 When his work began transforming Nazi iconography into irreverent and exquisite pieces of Delftware china, no one stepped forward to correct him. But as soon as Jen Graves’ article appeared, even Krafft’s closest friends and colleagues shunned him. These were the same friends and colleagues who had spent the last decade laughing at his pleas for “forgiveness” for the Third Reich, defending his racist and homophobic comments, and basking in the reflected glow of his worldwide fame.  What went unregarded is the fact that Krafft’s growing obsession with Holocaust revisionism very neatly tracks with the growth of a massive glioblastoma tumor in his brain. Doctors and psychologists have recorded cases of brain tumors that change the personality and beliefs of their victims, but in Charlie’s case, the possibility was never pursued.

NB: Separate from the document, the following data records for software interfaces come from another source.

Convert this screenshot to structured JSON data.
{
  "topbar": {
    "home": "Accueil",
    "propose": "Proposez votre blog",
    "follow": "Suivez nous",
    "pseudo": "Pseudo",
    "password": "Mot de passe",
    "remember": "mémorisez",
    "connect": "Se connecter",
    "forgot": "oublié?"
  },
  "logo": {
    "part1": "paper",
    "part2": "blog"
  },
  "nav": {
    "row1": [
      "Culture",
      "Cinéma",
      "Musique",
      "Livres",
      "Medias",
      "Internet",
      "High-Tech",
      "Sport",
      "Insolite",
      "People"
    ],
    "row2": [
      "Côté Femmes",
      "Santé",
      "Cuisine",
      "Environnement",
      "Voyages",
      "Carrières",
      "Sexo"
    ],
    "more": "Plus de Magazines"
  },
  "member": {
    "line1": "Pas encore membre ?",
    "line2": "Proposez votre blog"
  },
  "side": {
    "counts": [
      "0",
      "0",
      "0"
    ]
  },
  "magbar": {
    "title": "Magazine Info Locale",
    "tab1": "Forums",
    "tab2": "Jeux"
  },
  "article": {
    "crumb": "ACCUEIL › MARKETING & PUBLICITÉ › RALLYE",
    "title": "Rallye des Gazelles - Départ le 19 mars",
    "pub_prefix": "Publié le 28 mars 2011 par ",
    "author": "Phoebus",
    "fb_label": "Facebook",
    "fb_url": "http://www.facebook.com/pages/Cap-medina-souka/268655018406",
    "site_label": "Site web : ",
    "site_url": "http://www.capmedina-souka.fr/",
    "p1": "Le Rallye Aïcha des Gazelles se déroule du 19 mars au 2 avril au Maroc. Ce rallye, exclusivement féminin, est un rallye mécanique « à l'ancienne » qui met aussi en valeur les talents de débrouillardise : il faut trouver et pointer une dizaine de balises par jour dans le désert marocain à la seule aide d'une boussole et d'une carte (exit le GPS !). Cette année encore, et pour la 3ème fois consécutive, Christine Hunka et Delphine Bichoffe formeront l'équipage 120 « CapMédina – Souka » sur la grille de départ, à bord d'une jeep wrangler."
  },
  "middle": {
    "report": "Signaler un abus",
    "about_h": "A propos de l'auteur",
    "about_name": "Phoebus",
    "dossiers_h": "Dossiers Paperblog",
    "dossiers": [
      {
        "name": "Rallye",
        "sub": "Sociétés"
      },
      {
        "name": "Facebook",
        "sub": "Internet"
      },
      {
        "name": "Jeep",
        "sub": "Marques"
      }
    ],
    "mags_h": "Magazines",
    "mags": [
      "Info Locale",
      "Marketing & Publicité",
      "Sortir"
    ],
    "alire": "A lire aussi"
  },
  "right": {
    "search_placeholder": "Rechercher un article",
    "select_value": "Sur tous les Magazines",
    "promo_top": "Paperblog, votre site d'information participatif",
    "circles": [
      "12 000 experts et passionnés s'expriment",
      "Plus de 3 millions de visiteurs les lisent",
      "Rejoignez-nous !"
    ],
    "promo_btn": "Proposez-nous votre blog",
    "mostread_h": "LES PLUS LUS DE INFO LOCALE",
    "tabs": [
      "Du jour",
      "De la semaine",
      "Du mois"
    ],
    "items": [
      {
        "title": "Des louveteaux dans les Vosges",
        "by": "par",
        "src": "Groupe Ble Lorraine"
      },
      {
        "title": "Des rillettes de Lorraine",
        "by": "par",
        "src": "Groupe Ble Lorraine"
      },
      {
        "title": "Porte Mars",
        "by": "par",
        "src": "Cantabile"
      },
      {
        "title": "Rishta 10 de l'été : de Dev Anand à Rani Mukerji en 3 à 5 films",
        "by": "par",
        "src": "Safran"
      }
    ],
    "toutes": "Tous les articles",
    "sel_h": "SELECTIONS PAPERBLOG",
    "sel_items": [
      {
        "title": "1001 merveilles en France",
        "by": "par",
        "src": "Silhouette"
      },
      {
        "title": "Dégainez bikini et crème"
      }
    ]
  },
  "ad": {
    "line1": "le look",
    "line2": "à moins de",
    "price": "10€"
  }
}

Charles Krafft died in June 2020, having left Seattle for a self-imposed exile in Tacoma.
About the Filmmaker:  Nadeem Uddin was born in Bhopal, India, and studied filmmaking in the US. Nadeem is internationally known for his beautiful and revelatory films on diverse subjects such as the Spanish Civil War, the 1984 Bhopal Union Carbide disaster, and the "Maha" Kumbha Mela, the largest Hindu pilgrimage festival on the planet. He is currently working on a series of films on water, called "Inherent Memories." Triggered is his latest feature-length documentary, on controversial American pop-ceramic artist Charles Krafft. Nadeem lives and works in India and the Pacific Northwest. Importance of a Film About Charles Krafft:  Krafft was an artist who intentionally provoked his audience. He reveled in the role of the gadfly, the fool, the artist who can spot the foibles of polite society and transform them into art that is both beautiful and insightful. Isolated from the beliefs of the artist, his ceramic masterworks are unparalleled in technique and expressive power. His intellect was vast, his discipline monastic, and his wit legendary. While his obsession with Nazis is unpleasant and his holocaust revisionism disgusting, Charles Krafft was also a unique and important figure in the cultural life of the Northwest. His story demands to be told, not only to preserve the important work he made for future generations, but also a cautionary tale on the insidiousness of conspiracy theories and the illusions of social media.  Charles Krafft passed away from a brain tumor in June 2020. The artist had given permission for this in-depth portrayal of his life and work. Triggered follows the artist’s lifelong personal quest for truth, and uncensored artistic freedom of expression.  Krafft’s eccentric life and art were the stuff of Seattle legend. He is known as the missing link between the legendary Northwest mystics like Morris Graves and the masters of low-brow pop like Shepherd Fairey and Von Dutch. Working with the participation of the artist and never-before-seen footage of his life and work captured in India, Burma, Thailand, and the USA, this project is sure to become the definitive statement on this unique artist’s final years. Contributors to the film are not only helping this project come to fruition, but also preserving this story and this life for future generations.